THE BLOG

It's Not Too Late to Stop the Gentrification of Soho

08/12/2014 12:16 | Updated 07 February 2015

In his article "Rumours of the Death of Soho Have Been Exaggerated", which appeared in the Huffington Post on Thursday, my good friend Tom Harvey of Soho Create wrote eloquently in defence of the changes underway in this unique square mile of London.

His general point was that Soho is a better place now than when he first came to work in the area, and that "the complexity of managing urban development" deserved better than being condemned with the word "gentrification" - the "mealy mouthed...put down catchall for change".

I've known Tom since he and I worked together at David Puttnam's Enigma Productions, and he's a smart guy of clear sight and strong views. So it's fair enough for him to comment on the changes he has seen in an area he has worked in, "on and off, all my life", and see them as an improvement.

And, while I know these are clearly his own, heartfelt views, it's also fair enough for Tom to be supportive of the hand that is, so to speak, helping to feed his current venture. Soho Create, an annual festival promoting our neighbourhood as a centre of creative excellence, is something I wholeheartedly support. It's backed by Westminster Council and, as Tom readily acknowledged in the article, a number of companies with vested interests in the area - one of them being Soho Estates, which (to avoid the word Tom dislikes so much) is "managing the urban development" of Walker's Court - the "complexity" of which now seems to encompass the permanent closure of Madame JoJo's.

As we all know by now, the club, at which many major musicians and performers first cut their creative teeth, was permanently shut after a recent incident involving its bouncers beating up a punter with baseball bats. The decision to permanently revoke the club's license, even after a complete change of management and staff, can't come as a complete surprise given the Met's No Tolerance approach to violence in the West End "Stress Area". Nonetheless, it has caused exclamations of shock from many quarters.

But the future of JoJo's following completion of the Walker's Court development was always questionable. True, Soho Estates' planning submission to Westminster Council last year showed a remodelled nightclub, described in the application as being in "the space currently occupied by Madame JoJo's". A Labour councillor who was at the relevant planning meeting commented recently in The Guardian: "Nothing in the papers suggested that there would be a different club."

But note the word "currently" in the planning application. And when I was shown the plans for the development after lodging various objections re licensing hours and usage, while most spaces were clearly designated to particular companies, the future of the nightclub was extremely vague. At best, I was told, it "could well be" JoJo's. Pre-closure, the manager of JoJo's himself told a colleague, when we were planning music events there, that the club was only secure for the next few years - in other words, before the Walker's Court development was completed.
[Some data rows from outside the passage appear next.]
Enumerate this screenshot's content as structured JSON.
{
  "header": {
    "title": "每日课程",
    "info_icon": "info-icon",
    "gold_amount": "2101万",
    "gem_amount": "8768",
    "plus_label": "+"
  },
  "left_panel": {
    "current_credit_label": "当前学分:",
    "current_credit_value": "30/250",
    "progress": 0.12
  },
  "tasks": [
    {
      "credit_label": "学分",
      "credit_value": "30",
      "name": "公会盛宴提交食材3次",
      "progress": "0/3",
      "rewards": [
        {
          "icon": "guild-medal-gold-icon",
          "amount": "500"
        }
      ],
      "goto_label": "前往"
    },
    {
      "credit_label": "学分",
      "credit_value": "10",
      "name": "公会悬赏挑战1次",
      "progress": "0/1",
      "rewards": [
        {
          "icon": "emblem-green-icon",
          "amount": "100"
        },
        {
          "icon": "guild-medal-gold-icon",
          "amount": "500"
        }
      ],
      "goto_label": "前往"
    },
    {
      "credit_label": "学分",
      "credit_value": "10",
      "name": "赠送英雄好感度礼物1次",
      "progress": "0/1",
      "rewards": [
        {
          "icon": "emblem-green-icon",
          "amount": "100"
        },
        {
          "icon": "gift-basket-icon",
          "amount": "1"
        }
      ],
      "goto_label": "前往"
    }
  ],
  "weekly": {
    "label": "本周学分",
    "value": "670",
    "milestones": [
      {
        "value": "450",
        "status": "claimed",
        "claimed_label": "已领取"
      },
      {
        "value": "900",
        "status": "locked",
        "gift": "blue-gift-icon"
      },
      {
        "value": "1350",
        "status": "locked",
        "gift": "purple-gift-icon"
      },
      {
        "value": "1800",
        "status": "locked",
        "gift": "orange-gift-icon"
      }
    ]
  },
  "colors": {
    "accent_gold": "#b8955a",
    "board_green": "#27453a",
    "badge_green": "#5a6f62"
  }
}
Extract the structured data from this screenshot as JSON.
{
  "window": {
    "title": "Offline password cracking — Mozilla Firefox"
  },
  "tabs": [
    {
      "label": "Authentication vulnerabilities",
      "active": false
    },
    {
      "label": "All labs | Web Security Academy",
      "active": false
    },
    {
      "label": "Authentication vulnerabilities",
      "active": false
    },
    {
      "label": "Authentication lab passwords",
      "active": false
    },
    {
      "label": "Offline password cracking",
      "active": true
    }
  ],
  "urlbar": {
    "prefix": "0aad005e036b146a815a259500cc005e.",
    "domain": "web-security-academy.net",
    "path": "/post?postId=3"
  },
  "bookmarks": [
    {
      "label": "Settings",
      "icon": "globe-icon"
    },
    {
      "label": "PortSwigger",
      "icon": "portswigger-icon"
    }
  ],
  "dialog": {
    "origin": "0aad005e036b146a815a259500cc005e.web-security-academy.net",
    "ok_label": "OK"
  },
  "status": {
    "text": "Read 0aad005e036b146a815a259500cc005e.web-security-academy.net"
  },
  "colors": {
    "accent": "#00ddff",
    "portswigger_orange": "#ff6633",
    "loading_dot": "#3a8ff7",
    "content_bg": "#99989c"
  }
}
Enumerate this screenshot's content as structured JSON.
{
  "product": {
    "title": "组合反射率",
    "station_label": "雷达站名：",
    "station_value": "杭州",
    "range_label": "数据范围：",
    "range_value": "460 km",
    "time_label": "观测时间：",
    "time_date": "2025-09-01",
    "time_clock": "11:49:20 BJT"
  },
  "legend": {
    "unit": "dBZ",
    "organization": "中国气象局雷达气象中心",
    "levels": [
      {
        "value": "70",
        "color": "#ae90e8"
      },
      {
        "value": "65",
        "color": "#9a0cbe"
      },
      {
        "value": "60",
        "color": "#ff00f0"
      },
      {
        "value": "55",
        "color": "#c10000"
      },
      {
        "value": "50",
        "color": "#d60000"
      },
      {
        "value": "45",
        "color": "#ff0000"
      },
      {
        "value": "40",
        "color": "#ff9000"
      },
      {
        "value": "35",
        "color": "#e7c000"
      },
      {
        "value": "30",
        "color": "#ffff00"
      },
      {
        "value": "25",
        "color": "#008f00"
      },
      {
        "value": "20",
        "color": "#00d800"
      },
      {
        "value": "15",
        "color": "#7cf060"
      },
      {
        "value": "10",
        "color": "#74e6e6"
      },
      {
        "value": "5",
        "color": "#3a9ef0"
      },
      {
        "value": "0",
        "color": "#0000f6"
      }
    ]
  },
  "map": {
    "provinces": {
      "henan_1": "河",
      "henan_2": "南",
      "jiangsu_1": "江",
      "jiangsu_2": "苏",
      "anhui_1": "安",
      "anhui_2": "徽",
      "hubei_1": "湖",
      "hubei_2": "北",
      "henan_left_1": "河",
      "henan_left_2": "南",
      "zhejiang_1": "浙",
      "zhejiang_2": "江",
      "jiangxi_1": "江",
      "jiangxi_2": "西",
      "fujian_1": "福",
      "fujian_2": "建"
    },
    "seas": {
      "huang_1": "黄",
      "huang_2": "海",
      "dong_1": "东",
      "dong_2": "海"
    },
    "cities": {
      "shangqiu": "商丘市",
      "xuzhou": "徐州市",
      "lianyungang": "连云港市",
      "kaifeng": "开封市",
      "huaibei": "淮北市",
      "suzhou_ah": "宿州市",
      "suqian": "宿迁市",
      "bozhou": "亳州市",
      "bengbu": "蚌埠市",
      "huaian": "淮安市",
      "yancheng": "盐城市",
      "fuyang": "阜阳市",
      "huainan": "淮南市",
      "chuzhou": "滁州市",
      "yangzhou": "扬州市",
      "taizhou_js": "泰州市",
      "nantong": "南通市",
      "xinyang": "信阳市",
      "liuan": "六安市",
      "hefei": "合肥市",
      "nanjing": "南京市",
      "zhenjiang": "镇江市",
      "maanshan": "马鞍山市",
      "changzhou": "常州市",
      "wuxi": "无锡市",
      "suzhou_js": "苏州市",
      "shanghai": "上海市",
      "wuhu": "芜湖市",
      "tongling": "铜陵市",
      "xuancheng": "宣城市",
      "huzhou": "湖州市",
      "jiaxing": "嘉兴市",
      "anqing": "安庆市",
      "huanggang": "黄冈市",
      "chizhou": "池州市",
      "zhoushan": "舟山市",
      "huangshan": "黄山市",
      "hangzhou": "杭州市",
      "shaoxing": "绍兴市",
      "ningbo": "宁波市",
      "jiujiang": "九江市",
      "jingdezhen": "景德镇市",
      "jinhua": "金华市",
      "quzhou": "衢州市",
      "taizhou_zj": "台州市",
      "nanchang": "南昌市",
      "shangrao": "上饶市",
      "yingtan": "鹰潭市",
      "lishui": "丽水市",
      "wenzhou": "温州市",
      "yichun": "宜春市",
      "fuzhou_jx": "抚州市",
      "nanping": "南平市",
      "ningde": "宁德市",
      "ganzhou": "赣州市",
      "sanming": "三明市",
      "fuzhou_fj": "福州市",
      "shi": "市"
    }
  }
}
Like Tom, I agree that change is not always a bad thing. He certainly paints a terrible picture of the Soho he remembers from the past - "vomit on every corner, the vicious exploitation of women, and you could buy a gun for twenty quid".

Having worked in Soho since 1977 and lived here since 1992, I'm not entirely sure from this description that Tom and I ever hung out together on the same corners. But while my Soho of the past might be a rather more benign but infinitely more exciting place of old-school cafes and pubs, of small clubs and bars and all-day and all-night illegal drinking dens, inhabited by musicians, filmmakers, poets, painters, hacks, dreamers, liggers, free-thinkers, high-lifers, low-lifers etc, I agree that we can't dwell forever in a nostalgic, "never never" land version of Soho, where Jeffrey Bernard props up the bar at the Coach and Horses for eternity and Francis Bacon orders "champagne for my real friends and real pain for my sham friends" forevermore at the late, lamented Colony Room.

But surely we can have respect for the cultural heritage of an area, for the clubs like JoJo's where creative careers were honed and forged?

And surely we can, to be blunt, call a spade a spade, and refer to "the complexity of managing urban development" as plain and simple gentrification when, like Walker's Court, it involves the removal of places of cultural and historical importance and replaces them with something that massively benefits the landlord, but which has been described by even Westminster Council's own strategic director of built environment as "poorly designed buildings which are too high and bulky", and, as an overall scheme, one which "would fundamentally alter the sense of place through a change in both the mix of uses and the built environment".

So with the greatest respect to Tom, he and I part company in our views about future developments in Soho, and will do as long as the only real say in those plans comes from property developers and other purely monied interests, and not the long-standing creative community that has made the area what it is today.

For me, I think the key thing is to learn our lesson from the whole Walker's Court/closure of JoJo's scenario.

Let's not react too late to the next development which comes along that seems intended to make a ton of money for a handful of people, but leaves the spirit of Soho much, much poorer. Let's learn to be proactive when we see those dreaded signs going up about the next "improvement" in this unique neighbourhood. Let's make our voices heard when it comes to fighting for the places which have made this such a powerfully creative area.

Let's take the momentum from the fight to keep JoJo's open, and like Tim Arnold and his widely supported #TheSohoHoboVsBoJo campaign, use it to keep the true heart of Soho beating.